As polls projected, Newsom jumped out to a big lead in the initial results Tuesday night. Second place took longer to determine, until Cox had firmly established a substantial lead over former Los Angeles Mayor Antonio Villaraigosa.
Under California's primary system, the top two vote-getters regardless of party face off in the general election. There were 27 gubernatorial candidates on the ballot.
Cox, who was endorsed by President Donald Trump, had surged in polls in recent days, although Republican registration has fallen off for years throughout California. The party has not won a statewide contest since Arnold Schwarzenegger was re-elected governor in 2006.
Newsom had focused on attacking Cox in the primary and linking his record and values to President Donald Trump.
"Our values are under assault," Newsom said. "We're engaged in an epic battle. It looks like voters will have a real choice this November: Between a governor who's going to stand up to Donald Trump and a foot soldier in his war on California."
By 11 p.m., Villaraigosa acknowledged that he was not going to finish among the top two and he congratulated Newsom.
"Gavin: thank you for caring enough about this state to put your hat in the ring," Villaraigosa said. "We all acknowledge that you're the victor tonight and we thank you."
He also thanked Cox: "To John Cox, thank you as well. Different parties, different views of the world. But when you care enough to put your hat in the ring and run to be the leader of a state or country or city, you have to acknowledge that. Let's give him a hand too."
Earlier in the evening, Villaraigosa seemed reluctant to concede over concerns about problems at polling places in Los Angeles County, his biggest political base. The names of some 118,000 voters had been mistakenly left off the rolls at polling places in LA County.
Villaraigosa called on Los Angeles County to keep the polls open until Friday because of the problems.

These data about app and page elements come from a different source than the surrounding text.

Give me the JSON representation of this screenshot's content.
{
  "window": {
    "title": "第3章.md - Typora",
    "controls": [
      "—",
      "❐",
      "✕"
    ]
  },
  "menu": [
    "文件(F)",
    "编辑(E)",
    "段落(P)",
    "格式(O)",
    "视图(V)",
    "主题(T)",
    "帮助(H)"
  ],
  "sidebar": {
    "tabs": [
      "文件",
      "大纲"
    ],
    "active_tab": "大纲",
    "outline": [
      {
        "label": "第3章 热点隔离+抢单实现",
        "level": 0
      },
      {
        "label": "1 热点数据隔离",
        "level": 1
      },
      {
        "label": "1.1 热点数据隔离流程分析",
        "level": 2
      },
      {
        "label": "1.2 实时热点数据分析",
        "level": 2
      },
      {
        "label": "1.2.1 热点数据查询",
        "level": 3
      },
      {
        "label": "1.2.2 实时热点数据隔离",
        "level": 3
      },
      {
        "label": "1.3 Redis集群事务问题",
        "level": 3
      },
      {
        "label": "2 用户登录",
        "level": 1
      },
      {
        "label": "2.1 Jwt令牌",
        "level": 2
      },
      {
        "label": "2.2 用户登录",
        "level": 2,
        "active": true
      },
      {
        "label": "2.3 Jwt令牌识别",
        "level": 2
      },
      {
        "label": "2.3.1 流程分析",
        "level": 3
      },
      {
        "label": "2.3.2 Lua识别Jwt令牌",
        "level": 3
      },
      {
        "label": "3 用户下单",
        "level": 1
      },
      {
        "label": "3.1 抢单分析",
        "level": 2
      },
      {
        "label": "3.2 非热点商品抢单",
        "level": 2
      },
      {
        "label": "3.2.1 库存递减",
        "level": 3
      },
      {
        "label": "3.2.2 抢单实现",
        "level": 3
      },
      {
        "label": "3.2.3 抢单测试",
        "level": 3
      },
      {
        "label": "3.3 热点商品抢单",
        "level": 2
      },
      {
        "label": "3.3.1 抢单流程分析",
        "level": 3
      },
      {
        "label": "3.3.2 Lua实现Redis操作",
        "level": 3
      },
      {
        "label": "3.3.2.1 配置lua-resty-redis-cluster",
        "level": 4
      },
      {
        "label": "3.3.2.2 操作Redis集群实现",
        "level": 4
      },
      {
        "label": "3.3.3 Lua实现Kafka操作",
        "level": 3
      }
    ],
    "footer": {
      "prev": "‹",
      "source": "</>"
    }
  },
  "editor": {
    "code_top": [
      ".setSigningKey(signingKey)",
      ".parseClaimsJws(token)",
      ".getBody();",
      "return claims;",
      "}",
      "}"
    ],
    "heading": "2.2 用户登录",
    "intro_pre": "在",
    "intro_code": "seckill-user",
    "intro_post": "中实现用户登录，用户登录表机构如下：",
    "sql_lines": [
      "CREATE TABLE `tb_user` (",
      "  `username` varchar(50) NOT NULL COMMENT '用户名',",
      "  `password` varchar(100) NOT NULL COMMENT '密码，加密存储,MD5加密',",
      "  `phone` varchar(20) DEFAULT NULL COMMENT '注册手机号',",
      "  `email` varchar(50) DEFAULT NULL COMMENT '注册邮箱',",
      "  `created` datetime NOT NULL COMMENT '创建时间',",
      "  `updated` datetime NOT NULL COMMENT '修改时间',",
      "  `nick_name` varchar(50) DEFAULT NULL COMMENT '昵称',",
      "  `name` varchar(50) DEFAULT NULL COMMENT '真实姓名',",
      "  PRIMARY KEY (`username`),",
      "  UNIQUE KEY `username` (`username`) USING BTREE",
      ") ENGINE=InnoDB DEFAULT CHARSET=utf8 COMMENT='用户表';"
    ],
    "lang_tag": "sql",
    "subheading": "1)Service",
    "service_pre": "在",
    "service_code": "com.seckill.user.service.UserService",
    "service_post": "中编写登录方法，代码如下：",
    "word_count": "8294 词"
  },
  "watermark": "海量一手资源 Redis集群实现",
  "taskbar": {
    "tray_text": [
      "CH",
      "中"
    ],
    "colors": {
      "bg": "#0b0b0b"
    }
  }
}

Election officials initially said keeping the polling places open would require a court order and they had not received one, but Villaraigosa's campaign continued to engage in discussions with county and state elections officials.
Cox appeared confident his second place lead would hold up and he would face Newsom in the general election.
He was already launching into rhetoric against Newsom and the Democratic Party.
"Mr. Newsom made it clear that he wanted to run against me instead of another Democrat," Cox said. "As I told him in San Jose at the debate, be careful Mr. Newsom what you wish for."
"Mr. Newsom and his corrupt cronies, they did a bunch of ads touting their opposition to the president. Let's send him the very first message and that is: It wasn't Donald Trump who made California the highest-tax state in the country. It was Gavin Newsom and the Democrats."